The second clerk informed the younger clerk where the documents would be in the basement and she reluctantly left. Meanwhile, the second clerk asked me why I wanted the documents.
I told her that, as a genealogist, I was fascinated with the man. I knew where his horses had been buried as he had special coffins made for them but he never bothered, as a physician, to fill out a death certificate for his second of four wives. He had gone to prison for malpractice but then been pardoned by a governor. He was a nasty alcoholic who happened to walk out of jail once and no one went after him, figuring it was safer to let him sleep it off wherever he went and bring him back in the following day. He claimed to have completed medical school in Cincinnati but even the state of Indiana felt that never occurred yet they continued to let him practice. And boy, did the townsfolks love him. He had a large and thriving practice.

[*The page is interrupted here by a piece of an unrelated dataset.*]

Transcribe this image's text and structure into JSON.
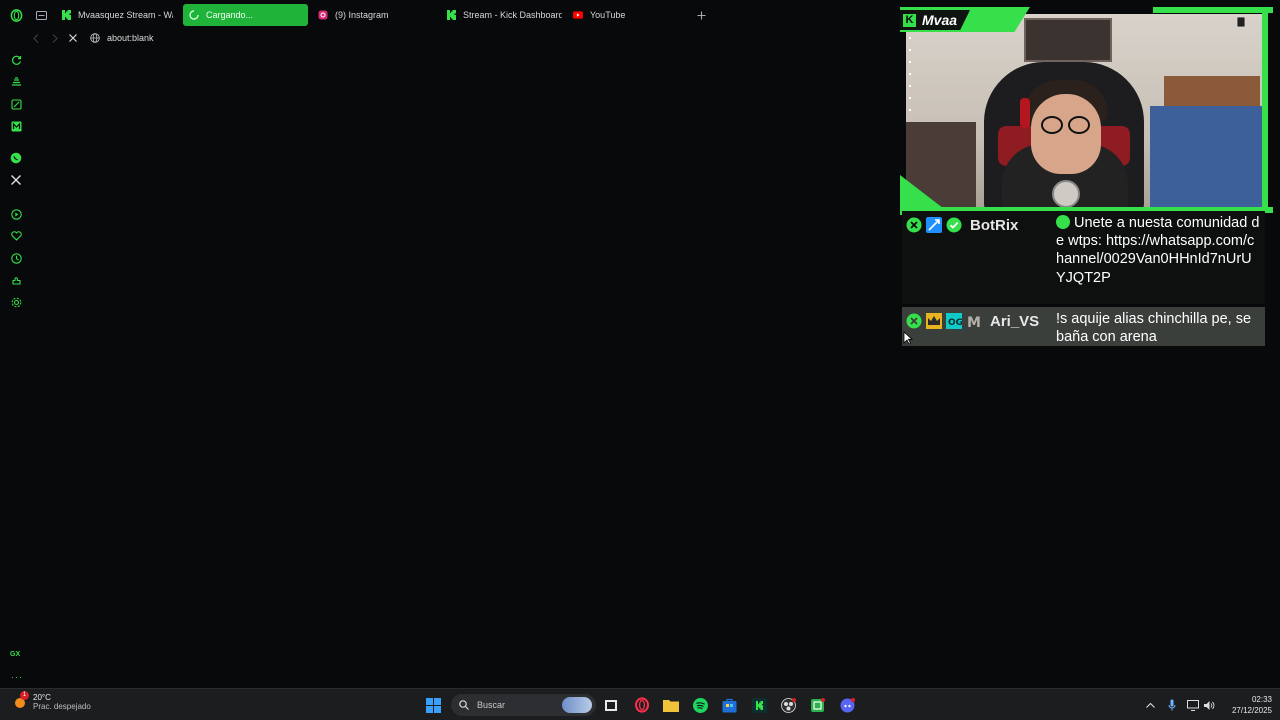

By this time the young clerk had returned with no papers. She had a blank look on her face and kept repeating, “It’s a mess.” I assumed she meant the basement but it turned out she meant the court case. After repeating “It’s a mess,” several times she shook her head and said she’d have to give it to me at some later date. I then left my contact info.
As I left I asked if the courthouse held tax records between 1850-1860 as I wanted to find out when John Duer and family arrived. None of these records are online. I was told that microfilm was made years ago but they are held in Pennsylvania and no one can access them. The clerks told me to ask in another office.

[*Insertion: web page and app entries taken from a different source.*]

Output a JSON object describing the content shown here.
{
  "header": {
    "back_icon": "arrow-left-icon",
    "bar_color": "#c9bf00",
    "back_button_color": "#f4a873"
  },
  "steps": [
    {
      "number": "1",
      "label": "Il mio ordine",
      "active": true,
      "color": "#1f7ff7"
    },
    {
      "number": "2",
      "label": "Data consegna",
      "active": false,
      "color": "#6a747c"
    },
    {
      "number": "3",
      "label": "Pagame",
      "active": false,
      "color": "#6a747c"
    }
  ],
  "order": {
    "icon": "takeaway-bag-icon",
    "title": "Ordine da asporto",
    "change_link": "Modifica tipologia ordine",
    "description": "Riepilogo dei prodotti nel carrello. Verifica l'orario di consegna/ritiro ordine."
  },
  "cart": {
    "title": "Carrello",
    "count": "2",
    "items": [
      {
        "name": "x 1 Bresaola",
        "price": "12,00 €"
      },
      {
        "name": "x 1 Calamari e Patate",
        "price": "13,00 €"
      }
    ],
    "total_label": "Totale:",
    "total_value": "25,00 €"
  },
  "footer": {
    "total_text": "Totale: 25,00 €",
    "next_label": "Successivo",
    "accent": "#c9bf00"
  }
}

I went downstairs and found the clerk with her head in her hands at her desk. I told her what I wanted and she asked why I needed the records. After explaining she said, “But they’re in the basement.” Here we go again…

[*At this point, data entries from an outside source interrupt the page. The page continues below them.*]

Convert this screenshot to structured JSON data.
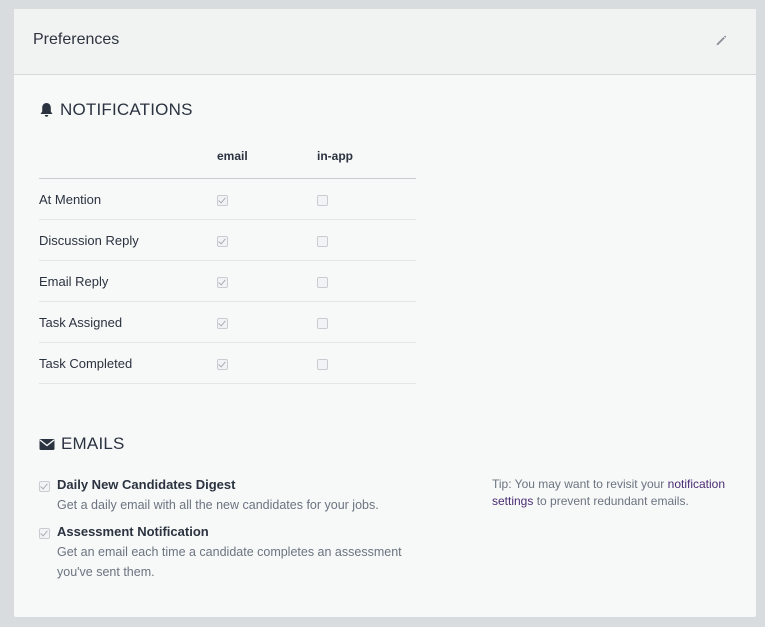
{
  "header": {
    "title": "Preferences",
    "edit_icon": "pencil-icon"
  },
  "notifications": {
    "title": "NOTIFICATIONS",
    "icon": "bell-icon",
    "columns": [
      "email",
      "in-app"
    ],
    "rows": [
      {
        "label": "At Mention",
        "email": true,
        "in_app": false
      },
      {
        "label": "Discussion Reply",
        "email": true,
        "in_app": false
      },
      {
        "label": "Email Reply",
        "email": true,
        "in_app": false
      },
      {
        "label": "Task Assigned",
        "email": true,
        "in_app": false
      },
      {
        "label": "Task Completed",
        "email": true,
        "in_app": false
      }
    ]
  },
  "emails": {
    "title": "EMAILS",
    "icon": "envelope-icon",
    "items": [
      {
        "name": "Daily New Candidates Digest",
        "description": "Get a daily email with all the new candidates for your jobs.",
        "checked": true
      },
      {
        "name": "Assessment Notification",
        "description": "Get an email each time a candidate completes an assessment you've sent them.",
        "checked": true
      }
    ]
  },
  "tip": {
    "prefix": "Tip: You may want to revisit your ",
    "link": "notification settings",
    "suffix": " to prevent redundant emails."
  },
  "colors": {
    "link": "#4a2d73",
    "panel": "#f7f8f8",
    "background": "#d8dcdf"
  }
}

She did agree to allow me to go down with her after obtaining the key from another room.
The basement was the neatest, cleanest basement I’ve ever been in! Metal shelves line the walls and down the center. There is adequate lighting. The maintenance man had a neat workroom there, too.
This clerk took me over to the north wall and pointed to a set of books marked Duplicates. She said they would contain a duplicate property record as the bill is due in April, say 1850, but the assessment was made in fall 1849. If the property was paid on time then it was denoted in the Duplicate books. She tugged at a volume, ripping part of the spine. I suggested we pull a volume out from the end of the shelf. Once it was out she told me she didn’t know how I was going to page through and I asked if I could take the volume to a table we had just passed. She hadn’t noticed it. We walked to the table, and she said, “Good luck” and quickly left.
I didn’t find the Duers but I found several other ancestors listed and took as many photos with my phone as I could before the battery died. I had taken way too many pictures that day at the library!
By the time I left the basement, she was not back in her office so I couldn’t thank her. What a treasure trove that basement was! I will definitely be back but next time I’m bringing hubby and a back up camera. So many ancestors, so little time.
And those divorce records…two weeks later I got a call that they found them but they couldn’t figure out how to copy them. I asked how they copy them for others and was told no one has ever asked for a copy before. I knew that wasn’t true as I had asked for my great-grandmother’s records several years ago. I suggested that they turn the book on the copier and get half a page at a time.
Later that day I got a call from another clerk in accounts who asked me for a credit card to charge my record request. I gladly gave her the numbers.
Keeping my fingers crossed that the documents arrive soon!